The keynotes were better this morning, especially Robert Lefkowitz (always entertaining) and Stephen O'Grady (of RedMonk).
First session of the day for me was How Database Engines Work by D. Richard Hipp who developed SQLite. I'd hoped for some ideas to improve Suneido's database, but it was pretty basic. Actually, one of the more interesting aspects of the session was that there were developers from MySQL and PostgreSQL in the audience who contributed. In fact, the only idea for an improvement came from a question from the audience. It sounds like SQLite's query optimization is fairly basic, Suneido seemed to compare quite well - it does everything that was talked about. It did make me think that I should probably document the query optimization that Suneido does.
Next I went to Building Successful Commercial Open Source Projects by Jorg Janke of Compiere - an open source ERP system. Like my company's vertical software, Compiere has integrated accounting. Also like our software, they support only a single version, requiring users to update if they want fixes and improvements. Unlike Compiere, we haven't open sourced our software (only Suneido, the underlying development tools). I had to laugh/groan when he recommended staying away from risky, regulated areas like payroll. (We have payroll, since our customers want it, but it is scary and a hassle.)
After lunch I went to Building Domain-specific Languages in Ruby by Neal Ford of Thoughtworks. I really admire Martin Fowler's work and he's with Thoughworks so I decided to check out this session. It was ok, but nothing really new to me. One nice thing about using Ruby for DSL's is that it doesn't require parenthesis around function call arguments. e.g. you can write "print 123" instead of having to write "print(123)". I wonder how hard it would be to allow this in Suneido? We normally do DSL's in Suneido as object constants or class constants but the drawback to this is that it doesn't allow variables or control structures. Ruby's approach of using executable expressions is more flexible in this respect.

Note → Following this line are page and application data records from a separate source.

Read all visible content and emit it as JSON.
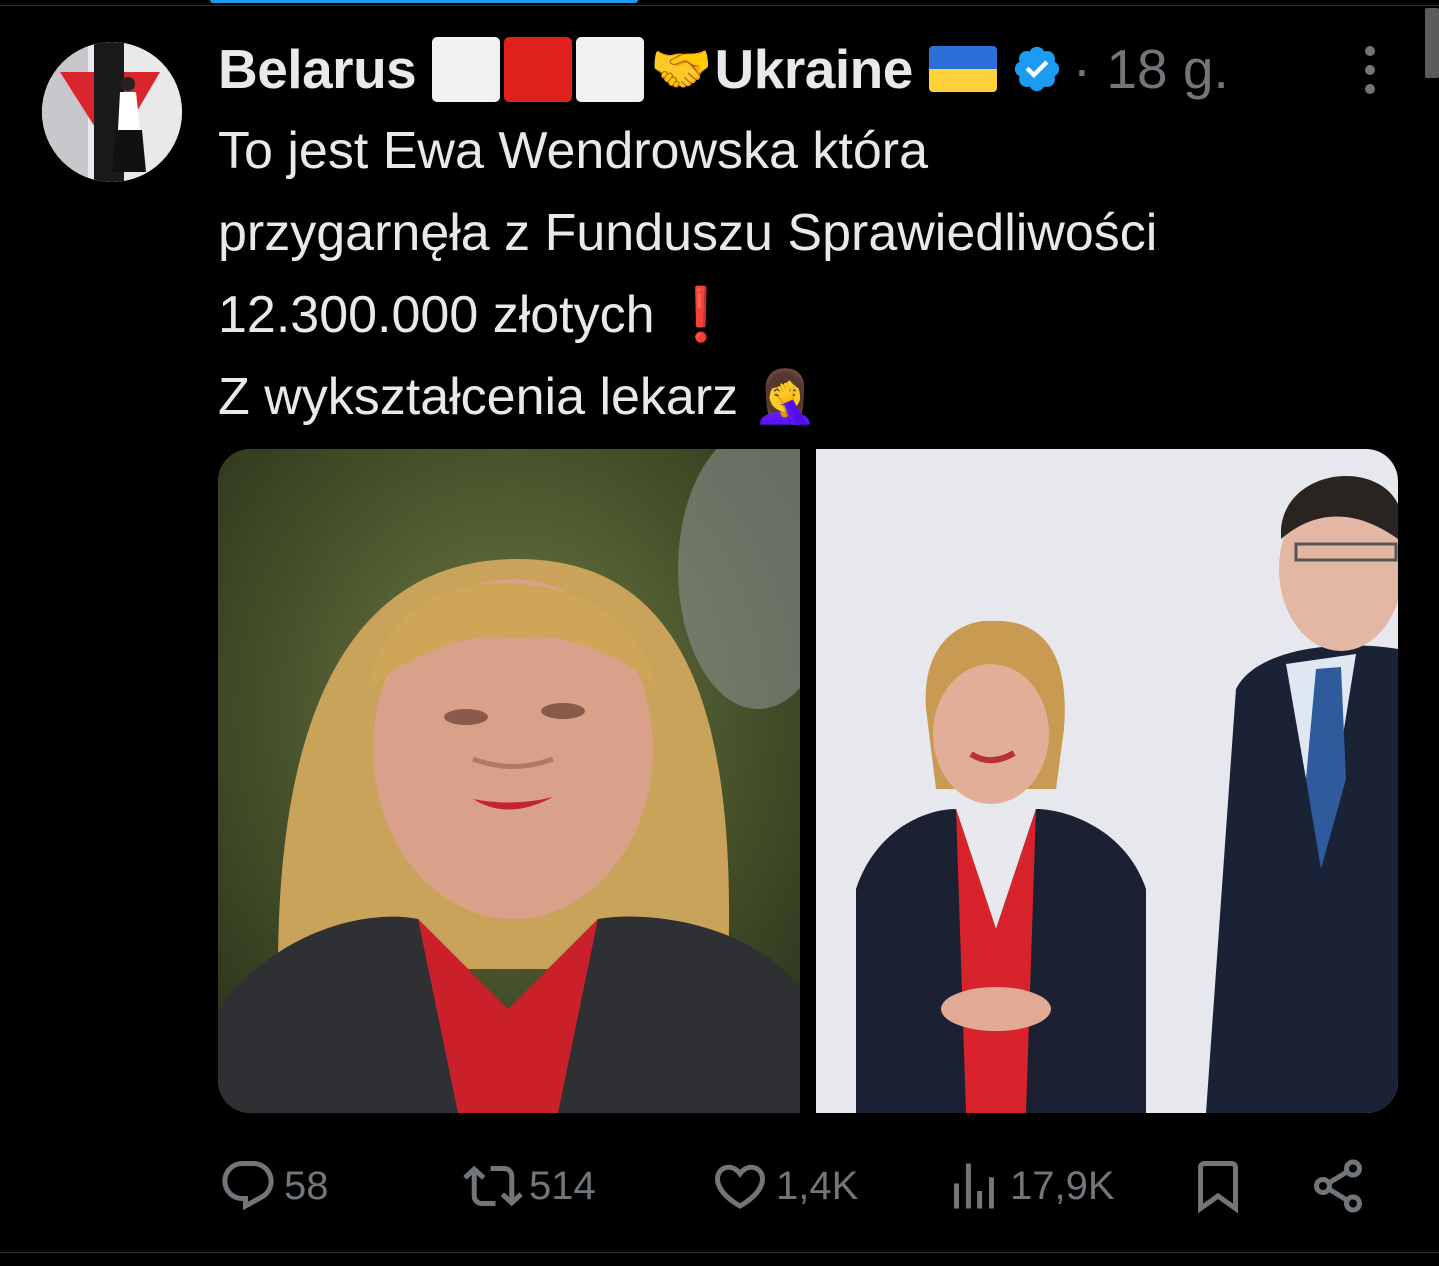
{
  "tweet": {
    "author_name": "Belarus",
    "author_name_suffix": "Ukraine",
    "time": "· 18 g.",
    "text_lines": [
      "To jest Ewa Wendrowska która",
      "przygarnęła z Funduszu Sprawiedliwości",
      "12.300.000 złotych",
      "Z wykształcenia lekarz"
    ],
    "exclamation": "❗",
    "facepalm": "🤦‍♀️",
    "handshake": "🤝"
  },
  "actions": {
    "replies": "58",
    "reposts": "514",
    "likes": "1,4K",
    "views": "17,9K"
  },
  "icons": {
    "reply": "reply-icon",
    "repost": "repost-icon",
    "like": "heart-icon",
    "views": "views-icon",
    "bookmark": "bookmark-icon",
    "share": "share-icon",
    "verified": "verified-badge-icon",
    "more": "more-options-icon"
  },
  "colors": {
    "background": "#000000",
    "text": "#e7e9ea",
    "muted": "#71767b",
    "verified": "#1d9bf0"
  }
}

My next choice was User Experience, Pain Free by Amy Hoy, a pretty good talk. One of her recommendations, which I hadn't heard before, was to avoid saying "this will let the user do ..." and instead say "this will help the user do ...". At first this seemed like nit-picking, but the more I thought about it, the more it made sense. When we add a feature that "lets" the user do something it's like we're doing them a favor, and whatever we give them they better appreciate it. On the other hand, if we say we're going to "help" them do something, then suddenly it's up to us to do a good job or else we've failed.
I was tempted to go to Amy's next talk on user interface design but I decided to aim for variety (it's the spice of life, after all!) and went to Concurrency Control in Relational Databases by Arjen Lentz of MySQL. The actual material didn't contain much new to me, but it was interesting to hear how different databases (MySQL, PostgreSQL, Oracle, etc.) handle concurrency. Again, I think Suneido compares quite well with the big guys. It always shocks me to hear that most databases default to an isolation level of read commited or repeatable read - levels 2 and 3 (out of 4). The bottom line is that transactions are only partly isolated (you only get some problems!). The reason given for this is performance. But isn't this premature optimization? Is it really too slow otherwise? Wouldn't it be better to default to the highest level and then if it turns out to be too slow, then you could consider "compromises"? Suneido is always level 4 - serializable i.e. totally isolated. So far, for our uses, this isn't "too slow". After all, as the saying goes, if it doesn't have to be "correct", you can make it as fast as you want!